Lawrence’s first thought was of a beached whale. He dropped his lower jaw and leaned forward, staring. Baby McClemens sat in the middle of the room, encompassing the entirety of it with his six-foot girth, and eight-foot height. He was naked, save for a yellow bed linen used as a diaper, long since needing changed. The corpulent mass of his belly and flanks were strafed with vertical stretch marks, crisscrossing the countless rolls of blubber circling his body. Rounds of fat at his ankles looked like hundred-dollar cheese wheels. And rivulets of slobber trailed down Baby’s chin, chest, and belly, ending in pooled globules on the floor. Topping it all was a hairless head the size of a watermelon, bearing a baby-face if there ever was one.
“Bagabba-goo,” cooed Baby, slapping his heavy foot on the floor, rattling the walls. He gave a stretch and a belch and Lawrence spotted gummy smegma seated between the tot’s layered skin. Then a raspy spray of spittle exuded from Baby’s banana-sized lips, preceding a sudden expulsion of corn-chunked bile, splashing out and onto the monstrosity’s great belly.
Lawrence’s second thought, as he took a step back, was how many beers it would take to cleanse his palate, the odiferous air being so bad, he could taste it. “Sweet mother of Jesus…” he muttered, swallowing the lump in his throat.
“BOOGABBA!” Baby suddenly roared.
And Lawrence’s third thought—his final thought—as he went limp on his way straight to the floor, was Goddammit, I just might miss Happy Hour this evening.
“Think I kilt him, Pa?” Dacey hovered over Lawrence’s still body, iron skillet in hand. “I’s about sick and tired of him staring at me like he was. Sick pervert.”
The old man rubbed his chin. “Maybe so,” he said, pushing a boot into Lawrence’s side. “Makes no difference, though.” He looked at Baby then: a quivering mass of blubber staring back with anxious eyes. “And you go on and hush, now! We’ll get you your supper, already.”
Down the hall and at the top of the stairs, Delaroy leaned over the rail. “Get in the kitchen, Ma!” he shouted, glancing over his shoulder at the body of Lawrence Shoemaker. “Looks like Baby’s gonna need some gravy!”
“Corn-Fed Baby and Gravy” was originally published in Bete Noire Magazine.
Chris Riley lives near Sacramento, California, vowing one day to move back to the Pacific Northwest. In the meantime, he teaches special education, writes cool stories, and hides from the blasting heat for six months of the year.
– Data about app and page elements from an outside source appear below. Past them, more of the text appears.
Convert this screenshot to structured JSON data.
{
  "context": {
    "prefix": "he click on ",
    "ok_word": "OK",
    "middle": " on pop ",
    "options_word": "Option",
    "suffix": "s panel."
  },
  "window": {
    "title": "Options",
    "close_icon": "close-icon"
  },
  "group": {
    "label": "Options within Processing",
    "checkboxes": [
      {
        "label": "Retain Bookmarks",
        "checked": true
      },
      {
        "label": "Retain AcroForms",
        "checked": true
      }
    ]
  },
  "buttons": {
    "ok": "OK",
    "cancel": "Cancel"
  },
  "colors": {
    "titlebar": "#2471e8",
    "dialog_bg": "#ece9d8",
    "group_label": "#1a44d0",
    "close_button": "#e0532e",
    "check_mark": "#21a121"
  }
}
He has had over 100 short stories published in various magazines and anthologies, and across various genres. His debut novel, one of literary suspense, titled The Sinking of the Angie Piper, was published in 2017; and his debut short story collection is forthcoming, with Mount Abraxas Press. For more information, go to www.chrisrileyauthor.com.